• MATERIAL FOR THIS EXERCISE:

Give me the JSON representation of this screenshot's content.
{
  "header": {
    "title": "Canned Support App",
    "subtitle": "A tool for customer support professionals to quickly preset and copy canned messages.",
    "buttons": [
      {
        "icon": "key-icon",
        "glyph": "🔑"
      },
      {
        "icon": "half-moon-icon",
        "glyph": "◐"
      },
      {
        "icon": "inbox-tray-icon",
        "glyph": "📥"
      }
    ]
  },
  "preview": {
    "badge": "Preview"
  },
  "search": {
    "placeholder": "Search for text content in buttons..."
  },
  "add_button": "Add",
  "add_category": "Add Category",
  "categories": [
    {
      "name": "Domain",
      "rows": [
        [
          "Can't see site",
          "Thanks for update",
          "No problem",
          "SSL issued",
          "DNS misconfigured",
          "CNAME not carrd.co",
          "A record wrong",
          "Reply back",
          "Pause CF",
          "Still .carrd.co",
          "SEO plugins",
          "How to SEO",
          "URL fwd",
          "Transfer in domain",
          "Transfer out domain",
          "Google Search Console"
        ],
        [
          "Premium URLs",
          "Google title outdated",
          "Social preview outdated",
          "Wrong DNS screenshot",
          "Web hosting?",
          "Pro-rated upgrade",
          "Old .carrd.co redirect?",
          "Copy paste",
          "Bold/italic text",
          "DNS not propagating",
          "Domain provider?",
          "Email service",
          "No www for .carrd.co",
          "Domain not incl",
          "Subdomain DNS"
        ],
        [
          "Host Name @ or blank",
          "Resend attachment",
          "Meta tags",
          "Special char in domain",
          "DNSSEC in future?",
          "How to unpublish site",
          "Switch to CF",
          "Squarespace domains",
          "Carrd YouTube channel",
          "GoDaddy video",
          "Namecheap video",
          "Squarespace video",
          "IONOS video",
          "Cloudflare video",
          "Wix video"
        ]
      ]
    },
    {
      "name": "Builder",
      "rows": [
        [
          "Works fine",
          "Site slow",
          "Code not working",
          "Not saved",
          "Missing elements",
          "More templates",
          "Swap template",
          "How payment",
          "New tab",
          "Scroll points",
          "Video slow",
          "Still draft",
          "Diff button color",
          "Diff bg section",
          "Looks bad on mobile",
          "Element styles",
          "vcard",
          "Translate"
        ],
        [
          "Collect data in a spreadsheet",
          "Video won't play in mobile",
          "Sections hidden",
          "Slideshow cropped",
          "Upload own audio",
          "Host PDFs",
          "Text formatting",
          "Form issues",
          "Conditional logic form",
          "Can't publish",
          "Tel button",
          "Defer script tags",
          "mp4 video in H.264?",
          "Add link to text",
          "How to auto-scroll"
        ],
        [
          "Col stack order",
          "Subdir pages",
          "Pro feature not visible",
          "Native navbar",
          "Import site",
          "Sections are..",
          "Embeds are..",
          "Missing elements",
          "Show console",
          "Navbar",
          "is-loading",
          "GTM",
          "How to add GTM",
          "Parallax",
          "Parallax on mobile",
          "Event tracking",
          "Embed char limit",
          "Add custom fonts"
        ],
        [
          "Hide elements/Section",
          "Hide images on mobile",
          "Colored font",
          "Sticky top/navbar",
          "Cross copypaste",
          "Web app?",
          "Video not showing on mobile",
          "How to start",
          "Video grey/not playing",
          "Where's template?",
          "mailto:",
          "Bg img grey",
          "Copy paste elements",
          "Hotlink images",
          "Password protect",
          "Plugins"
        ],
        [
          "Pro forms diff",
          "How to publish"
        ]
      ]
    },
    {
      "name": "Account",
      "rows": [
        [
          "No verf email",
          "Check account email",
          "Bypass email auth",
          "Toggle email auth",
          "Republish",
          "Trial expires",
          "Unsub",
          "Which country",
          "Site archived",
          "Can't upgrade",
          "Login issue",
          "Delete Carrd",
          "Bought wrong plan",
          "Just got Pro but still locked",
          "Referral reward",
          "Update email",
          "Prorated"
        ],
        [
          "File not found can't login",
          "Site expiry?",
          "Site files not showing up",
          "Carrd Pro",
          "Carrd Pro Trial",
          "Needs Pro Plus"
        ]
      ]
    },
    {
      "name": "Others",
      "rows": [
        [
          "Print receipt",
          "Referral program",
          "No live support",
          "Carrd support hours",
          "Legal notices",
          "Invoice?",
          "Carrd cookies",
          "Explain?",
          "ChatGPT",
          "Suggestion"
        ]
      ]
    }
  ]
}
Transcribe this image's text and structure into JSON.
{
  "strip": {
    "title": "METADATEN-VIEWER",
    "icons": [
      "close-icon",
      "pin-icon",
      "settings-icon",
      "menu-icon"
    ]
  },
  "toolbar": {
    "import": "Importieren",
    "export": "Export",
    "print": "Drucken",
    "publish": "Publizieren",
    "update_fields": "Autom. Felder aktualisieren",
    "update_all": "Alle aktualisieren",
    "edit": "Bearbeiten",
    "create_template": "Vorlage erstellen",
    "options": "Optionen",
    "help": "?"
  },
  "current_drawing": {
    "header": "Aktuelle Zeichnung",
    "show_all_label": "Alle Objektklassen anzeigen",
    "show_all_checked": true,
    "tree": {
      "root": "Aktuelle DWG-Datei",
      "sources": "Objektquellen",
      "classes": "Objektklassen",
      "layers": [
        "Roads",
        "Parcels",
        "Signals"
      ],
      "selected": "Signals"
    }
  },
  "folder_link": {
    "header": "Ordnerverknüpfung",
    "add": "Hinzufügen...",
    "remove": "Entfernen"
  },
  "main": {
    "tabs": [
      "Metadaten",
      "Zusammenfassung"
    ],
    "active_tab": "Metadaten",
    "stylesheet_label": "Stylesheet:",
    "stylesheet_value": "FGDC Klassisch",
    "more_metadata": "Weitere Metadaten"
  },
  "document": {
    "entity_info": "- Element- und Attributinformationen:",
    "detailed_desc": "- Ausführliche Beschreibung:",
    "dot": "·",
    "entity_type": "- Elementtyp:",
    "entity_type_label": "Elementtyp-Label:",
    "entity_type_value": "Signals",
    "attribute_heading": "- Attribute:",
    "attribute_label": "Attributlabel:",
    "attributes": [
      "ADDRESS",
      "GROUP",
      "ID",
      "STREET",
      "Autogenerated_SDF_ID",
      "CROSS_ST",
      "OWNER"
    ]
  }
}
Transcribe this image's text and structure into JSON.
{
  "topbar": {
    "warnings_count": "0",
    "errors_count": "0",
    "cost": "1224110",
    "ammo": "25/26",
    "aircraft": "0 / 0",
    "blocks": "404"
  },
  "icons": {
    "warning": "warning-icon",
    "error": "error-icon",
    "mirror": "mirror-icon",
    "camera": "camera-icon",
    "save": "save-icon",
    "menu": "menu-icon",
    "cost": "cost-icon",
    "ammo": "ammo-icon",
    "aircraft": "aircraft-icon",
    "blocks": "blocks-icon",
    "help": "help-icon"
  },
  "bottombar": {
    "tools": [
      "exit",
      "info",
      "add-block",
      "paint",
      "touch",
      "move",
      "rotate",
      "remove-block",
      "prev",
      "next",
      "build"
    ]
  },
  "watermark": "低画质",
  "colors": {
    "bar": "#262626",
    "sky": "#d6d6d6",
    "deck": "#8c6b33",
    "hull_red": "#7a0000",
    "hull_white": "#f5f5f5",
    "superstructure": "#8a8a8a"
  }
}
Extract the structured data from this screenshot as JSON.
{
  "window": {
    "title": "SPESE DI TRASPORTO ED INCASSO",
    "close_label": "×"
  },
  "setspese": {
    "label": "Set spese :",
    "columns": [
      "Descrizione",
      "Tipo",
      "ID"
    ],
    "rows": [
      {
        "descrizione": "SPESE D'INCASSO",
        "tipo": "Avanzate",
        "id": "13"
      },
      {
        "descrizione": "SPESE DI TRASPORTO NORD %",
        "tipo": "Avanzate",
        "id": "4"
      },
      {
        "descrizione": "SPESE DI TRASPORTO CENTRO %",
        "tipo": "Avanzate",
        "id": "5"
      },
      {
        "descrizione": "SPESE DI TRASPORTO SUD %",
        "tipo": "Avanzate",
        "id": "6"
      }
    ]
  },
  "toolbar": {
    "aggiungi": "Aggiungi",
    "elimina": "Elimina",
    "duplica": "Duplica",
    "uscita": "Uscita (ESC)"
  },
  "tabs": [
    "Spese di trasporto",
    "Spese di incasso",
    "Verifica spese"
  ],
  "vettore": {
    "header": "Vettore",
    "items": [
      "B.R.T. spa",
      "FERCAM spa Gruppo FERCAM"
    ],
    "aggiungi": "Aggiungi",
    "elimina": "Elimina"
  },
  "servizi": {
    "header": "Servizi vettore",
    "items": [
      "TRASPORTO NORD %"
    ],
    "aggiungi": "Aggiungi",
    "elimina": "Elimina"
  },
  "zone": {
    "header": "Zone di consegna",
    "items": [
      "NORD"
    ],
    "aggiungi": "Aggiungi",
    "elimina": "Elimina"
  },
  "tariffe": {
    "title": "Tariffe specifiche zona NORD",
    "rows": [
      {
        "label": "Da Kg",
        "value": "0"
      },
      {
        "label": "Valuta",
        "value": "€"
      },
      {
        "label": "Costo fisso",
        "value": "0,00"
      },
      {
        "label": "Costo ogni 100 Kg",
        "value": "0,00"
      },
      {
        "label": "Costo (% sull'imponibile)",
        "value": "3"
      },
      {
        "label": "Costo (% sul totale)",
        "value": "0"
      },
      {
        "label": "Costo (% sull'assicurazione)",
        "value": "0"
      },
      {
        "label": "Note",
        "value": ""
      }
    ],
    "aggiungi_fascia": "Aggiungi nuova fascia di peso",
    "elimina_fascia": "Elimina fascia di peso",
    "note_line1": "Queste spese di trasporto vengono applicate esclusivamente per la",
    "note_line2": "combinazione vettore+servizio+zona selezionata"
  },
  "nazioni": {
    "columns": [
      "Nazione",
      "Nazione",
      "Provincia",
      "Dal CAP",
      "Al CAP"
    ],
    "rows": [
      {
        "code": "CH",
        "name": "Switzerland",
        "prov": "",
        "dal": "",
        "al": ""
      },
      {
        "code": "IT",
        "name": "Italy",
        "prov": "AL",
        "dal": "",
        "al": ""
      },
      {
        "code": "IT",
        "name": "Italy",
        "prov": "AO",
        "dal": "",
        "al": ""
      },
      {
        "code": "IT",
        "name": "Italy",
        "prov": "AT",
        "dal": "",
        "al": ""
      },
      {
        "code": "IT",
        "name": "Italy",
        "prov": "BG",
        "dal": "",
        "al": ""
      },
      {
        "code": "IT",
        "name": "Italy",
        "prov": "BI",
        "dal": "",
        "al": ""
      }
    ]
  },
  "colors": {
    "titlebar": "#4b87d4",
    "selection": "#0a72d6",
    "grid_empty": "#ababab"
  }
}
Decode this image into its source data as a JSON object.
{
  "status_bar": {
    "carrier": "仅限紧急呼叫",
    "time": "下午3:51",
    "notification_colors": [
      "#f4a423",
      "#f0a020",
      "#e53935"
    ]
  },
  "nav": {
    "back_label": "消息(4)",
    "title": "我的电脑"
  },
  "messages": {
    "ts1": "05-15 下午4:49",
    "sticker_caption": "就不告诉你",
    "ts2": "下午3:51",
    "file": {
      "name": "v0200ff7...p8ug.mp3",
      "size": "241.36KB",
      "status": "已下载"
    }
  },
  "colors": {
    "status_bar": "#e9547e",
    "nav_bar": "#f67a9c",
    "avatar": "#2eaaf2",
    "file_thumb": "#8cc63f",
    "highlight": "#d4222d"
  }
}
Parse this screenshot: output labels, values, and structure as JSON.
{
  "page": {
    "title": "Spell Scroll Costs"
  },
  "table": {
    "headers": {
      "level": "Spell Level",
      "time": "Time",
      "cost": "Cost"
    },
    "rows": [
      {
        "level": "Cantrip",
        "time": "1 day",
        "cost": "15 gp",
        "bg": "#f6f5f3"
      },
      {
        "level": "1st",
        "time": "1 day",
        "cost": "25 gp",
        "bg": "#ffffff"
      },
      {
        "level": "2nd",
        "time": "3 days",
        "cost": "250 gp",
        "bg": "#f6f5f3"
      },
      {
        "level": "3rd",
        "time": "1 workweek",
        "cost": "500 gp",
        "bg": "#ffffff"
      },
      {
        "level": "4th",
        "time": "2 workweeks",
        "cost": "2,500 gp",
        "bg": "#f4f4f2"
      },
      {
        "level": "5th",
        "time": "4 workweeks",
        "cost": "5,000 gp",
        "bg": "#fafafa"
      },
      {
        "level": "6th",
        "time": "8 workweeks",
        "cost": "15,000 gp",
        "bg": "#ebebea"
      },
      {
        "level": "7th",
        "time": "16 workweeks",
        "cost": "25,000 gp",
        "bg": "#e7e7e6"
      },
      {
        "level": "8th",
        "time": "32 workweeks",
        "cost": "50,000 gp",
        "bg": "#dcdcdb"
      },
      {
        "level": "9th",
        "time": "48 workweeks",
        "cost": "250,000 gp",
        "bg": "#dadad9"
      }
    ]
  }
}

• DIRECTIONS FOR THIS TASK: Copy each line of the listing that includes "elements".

• YOUR RESPONSE:
          "Missing elements",
          "Missing elements",
          "Hide elements/Section",
          "Copy paste elements",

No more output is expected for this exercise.